A correspondent wrote suggesting that he had seen online NEC patterns showing a 30″ square small untuned loop to have a gain of around 10dBi, more than 30dB better than given by Calculate small loop Antenna Factor.

Firstly, lets describe a loop for study, a square diamond with sides of 760mm (30″) of 2mm diameter copper fed in one corner at 7.1MHz.

Calculate small loop Antenna Factor

Calculate small loop Antenna Factor models a small loop in free space (therefore does not include ground losses).

Above is the calculator result, the key figures are Antenna Factor 31.75dB and Gain -44.5dBi.

NEC-4.2 model

An NEC-4.2 model was constructed with external excitation (1V/m) incident on the loop which has a 50+j0Ω load inserted at the feed point to represent the receiver load.

Here is the model source.

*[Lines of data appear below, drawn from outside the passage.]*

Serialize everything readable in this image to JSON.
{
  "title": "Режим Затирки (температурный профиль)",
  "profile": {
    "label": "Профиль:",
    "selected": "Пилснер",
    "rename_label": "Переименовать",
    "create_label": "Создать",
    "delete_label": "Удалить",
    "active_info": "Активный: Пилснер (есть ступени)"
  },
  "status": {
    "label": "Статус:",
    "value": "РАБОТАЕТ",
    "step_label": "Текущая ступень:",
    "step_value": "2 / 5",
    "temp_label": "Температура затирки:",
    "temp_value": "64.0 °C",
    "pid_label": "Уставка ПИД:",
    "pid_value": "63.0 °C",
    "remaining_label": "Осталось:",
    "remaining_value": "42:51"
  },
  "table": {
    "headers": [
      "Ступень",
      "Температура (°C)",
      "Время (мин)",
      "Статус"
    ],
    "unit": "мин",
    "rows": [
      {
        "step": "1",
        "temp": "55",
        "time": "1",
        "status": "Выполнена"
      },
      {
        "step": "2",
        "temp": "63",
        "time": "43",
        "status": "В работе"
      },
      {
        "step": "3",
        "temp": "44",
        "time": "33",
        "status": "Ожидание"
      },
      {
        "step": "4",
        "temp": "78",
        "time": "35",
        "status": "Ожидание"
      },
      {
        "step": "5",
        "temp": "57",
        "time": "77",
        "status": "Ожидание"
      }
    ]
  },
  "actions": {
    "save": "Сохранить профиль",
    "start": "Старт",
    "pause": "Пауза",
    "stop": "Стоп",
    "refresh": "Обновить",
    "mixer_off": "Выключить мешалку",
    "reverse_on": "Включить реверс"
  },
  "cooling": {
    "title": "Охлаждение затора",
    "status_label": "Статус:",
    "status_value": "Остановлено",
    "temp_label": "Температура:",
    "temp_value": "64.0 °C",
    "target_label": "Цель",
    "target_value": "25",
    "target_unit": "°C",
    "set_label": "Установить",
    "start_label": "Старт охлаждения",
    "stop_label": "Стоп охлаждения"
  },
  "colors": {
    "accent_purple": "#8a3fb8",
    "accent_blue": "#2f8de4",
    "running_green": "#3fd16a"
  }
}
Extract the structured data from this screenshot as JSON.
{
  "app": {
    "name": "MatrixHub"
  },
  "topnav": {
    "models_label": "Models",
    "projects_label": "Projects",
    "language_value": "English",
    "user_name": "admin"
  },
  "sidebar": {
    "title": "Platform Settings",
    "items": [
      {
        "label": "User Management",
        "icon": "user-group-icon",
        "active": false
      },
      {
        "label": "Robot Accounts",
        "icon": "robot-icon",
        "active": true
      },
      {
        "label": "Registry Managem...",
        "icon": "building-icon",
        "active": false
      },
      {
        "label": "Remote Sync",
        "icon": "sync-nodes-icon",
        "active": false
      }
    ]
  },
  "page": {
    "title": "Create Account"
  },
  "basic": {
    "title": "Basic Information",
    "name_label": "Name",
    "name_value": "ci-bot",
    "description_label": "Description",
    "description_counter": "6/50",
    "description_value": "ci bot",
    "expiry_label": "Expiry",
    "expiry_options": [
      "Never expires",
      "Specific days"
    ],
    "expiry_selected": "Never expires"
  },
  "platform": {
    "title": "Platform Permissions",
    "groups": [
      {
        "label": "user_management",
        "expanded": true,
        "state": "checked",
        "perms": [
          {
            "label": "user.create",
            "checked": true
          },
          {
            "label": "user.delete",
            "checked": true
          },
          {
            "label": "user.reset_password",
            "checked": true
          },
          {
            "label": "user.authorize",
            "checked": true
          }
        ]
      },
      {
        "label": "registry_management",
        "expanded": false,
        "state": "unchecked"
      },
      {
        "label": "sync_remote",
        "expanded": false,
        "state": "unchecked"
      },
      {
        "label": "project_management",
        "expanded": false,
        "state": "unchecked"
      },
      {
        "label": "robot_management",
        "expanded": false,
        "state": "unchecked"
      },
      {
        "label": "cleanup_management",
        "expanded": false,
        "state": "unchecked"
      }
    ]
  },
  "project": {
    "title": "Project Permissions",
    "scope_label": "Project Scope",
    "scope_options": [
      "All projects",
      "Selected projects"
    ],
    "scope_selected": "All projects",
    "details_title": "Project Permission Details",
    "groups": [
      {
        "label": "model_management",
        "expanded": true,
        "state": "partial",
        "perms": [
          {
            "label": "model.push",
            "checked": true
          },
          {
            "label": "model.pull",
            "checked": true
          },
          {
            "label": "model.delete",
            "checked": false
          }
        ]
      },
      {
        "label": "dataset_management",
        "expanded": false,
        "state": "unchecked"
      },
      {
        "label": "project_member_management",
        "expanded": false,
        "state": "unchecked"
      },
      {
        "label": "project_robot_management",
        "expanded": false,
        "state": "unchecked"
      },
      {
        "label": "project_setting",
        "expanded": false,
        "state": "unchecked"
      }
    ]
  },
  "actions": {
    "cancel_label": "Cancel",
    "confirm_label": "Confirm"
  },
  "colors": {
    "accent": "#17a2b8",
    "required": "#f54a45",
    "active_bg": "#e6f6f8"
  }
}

CM Small square untuned loop
CM NEC-4.2
CM 1. Plane wave excitation
CM Owen Duffy
CM Note: rotations might not work properly in various NEC-2 versions, beware of segment size issues in NEC-2.
GW    1    5    -0.38    0    -0.38    0.38    0    -0.38    0.001
GM    1    3    0    90    0    0    0    0    1
GM    0    0    0    90    0    0    0    2    1
GE    0
LD    5    0    0    0    58000000
LD    4    1    1    1    50    0
GN    -1
EX    1    1    1    0    45    0    0    0    0    0
FR    0    0    0    0    7.1    0

The key result to be extracted from the model run is the current in the 50Ω resistor in segment 1 of wire 1. The magnitude of the current is 5.1204E-04, so the voltage developed in the resistor V=5.1074-04*50=0.02554V. Antenna Factor is the ratio of the E field excitation to the terminal voltage of the receiver, so in dB it is 20*log(1/0.02554) =31.83 dB/m.

The NEC model’s 31.83 dB/m is close to the calculator prediction of 31.75dB/m, but includes the benefit of the lossy ground reflection .

Likewise, Gain calculated from the NEC Antenna Factor of 31.83 dB/m is -44.6 dB, about a tenth of a dB of the original calculator prediction.

Of course, transmission line loss to receiver needs to be factored in separately.


Within the stated limits of the models, valid models should provide consistent results, and they do in this case.

Results should be validated by measurement, and whilst I have not measured this particular loop, I have validated a slightly smaller loop (600mm square) that I use regularly for field strength measurement and so have confidence in the modelling tools for this application.

My correspondent’s report of a 30″ square untuned loop with gain of -10dBi on 7MHz suggests a misunderstanding or the online expert’s model is seriously flawed.

It is common that extravagant claims are made of small loops by would be aficionados, be wary.